It is believed that a continent of massive dimensions once existed in the past. However, the said continent sank in the past and scientists are trying to find out more about it.
A study recently published in the journal Nature Geoscience study reveals a number of findings that are revolutionizing what was known about the behavior of tectonic plates.
The research, conducted by scientists at the University Of Chicago (USA) was to examine in detail the collision of Eurasian with Indian tectonic plates, which started some 60 million years ago and is still in slow motion, and is even responsible for many phenomena, and the appearance of the Himalayas.
Experts utilized numerous data sources in order to figure out the original site of the two continental places before they started ‘crashing’ into each other.
“What we found is that half of the mass that was there 60 million years ago is missing from the earth’s surface today, “said Miquela Ingalls, a graduate student in geophysical sciences who led the project as part of her doctoral work.
It was a totally unexpected findings researchers concluded.
After considering nearly all other possibilities the land mass might be accounted for, experts concluded that such a humongous mass discrepancy could only be scientifically explained if the ‘missing chunk’ had gone back into the Earth’s Mantle, something experts considered as IMPOSSIBLE on such scale.
This new theory could clarify some phenomena that baffled scientists in the distant past, as the presence of lead and uranium in volcanic lava.
These elements are present in the earth’s crust but are very rare in the mantle; the possibility that the earth surface is absorbed by the interior of the planet explains why these may be present in the magma.
“We’re taught in Geology 101 that continental crust is buoyant and can’t descend into the mantle,” Ingalls said. The new results throw that idea out the window.
“We really have significant amounts of crust that have disappeared from the crustal reservoir, and the only place that it can go is into the mantle,” said David Rowley, a professor in geophysical sciences who is one of Ingalls’ advisors and a collaborator on the project.
“It used to be thought that the mantle and the crust interacted only in a relatively minor way. This work suggests that, at least in certain circumstances, that’s not true.”

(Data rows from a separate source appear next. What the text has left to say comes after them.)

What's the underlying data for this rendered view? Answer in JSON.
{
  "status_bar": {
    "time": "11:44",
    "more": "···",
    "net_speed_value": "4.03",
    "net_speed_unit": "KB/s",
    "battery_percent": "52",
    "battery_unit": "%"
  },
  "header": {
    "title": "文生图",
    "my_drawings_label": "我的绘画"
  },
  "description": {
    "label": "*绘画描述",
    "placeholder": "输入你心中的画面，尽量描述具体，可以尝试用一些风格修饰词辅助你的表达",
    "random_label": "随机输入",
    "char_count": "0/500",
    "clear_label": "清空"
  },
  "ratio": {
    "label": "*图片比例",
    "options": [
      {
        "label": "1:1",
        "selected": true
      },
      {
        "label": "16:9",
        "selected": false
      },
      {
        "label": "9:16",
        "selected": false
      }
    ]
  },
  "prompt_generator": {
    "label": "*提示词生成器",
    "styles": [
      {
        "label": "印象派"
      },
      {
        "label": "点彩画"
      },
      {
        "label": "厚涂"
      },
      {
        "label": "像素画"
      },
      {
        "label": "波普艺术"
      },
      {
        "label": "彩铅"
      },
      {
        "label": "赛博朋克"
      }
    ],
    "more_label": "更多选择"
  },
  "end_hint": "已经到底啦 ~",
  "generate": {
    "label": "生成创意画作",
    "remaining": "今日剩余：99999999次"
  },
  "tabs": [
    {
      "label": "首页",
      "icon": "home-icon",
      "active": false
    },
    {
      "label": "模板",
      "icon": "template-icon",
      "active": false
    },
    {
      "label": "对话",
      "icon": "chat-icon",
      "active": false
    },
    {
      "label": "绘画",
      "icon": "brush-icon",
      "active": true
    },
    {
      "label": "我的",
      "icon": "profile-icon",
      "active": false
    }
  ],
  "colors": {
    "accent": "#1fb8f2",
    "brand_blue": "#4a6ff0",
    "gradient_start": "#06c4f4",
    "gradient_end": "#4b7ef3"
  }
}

“The implication of our work is that, if we’re seeing the India-Asia collision system as an ongoing process over Earth’s history, there has been a continuous mixing of the continental crustal elements back into the mantle,” said Rowley. “And they can then be re-extracted and seen in some of those volcanic materials that come out of the mantle today.”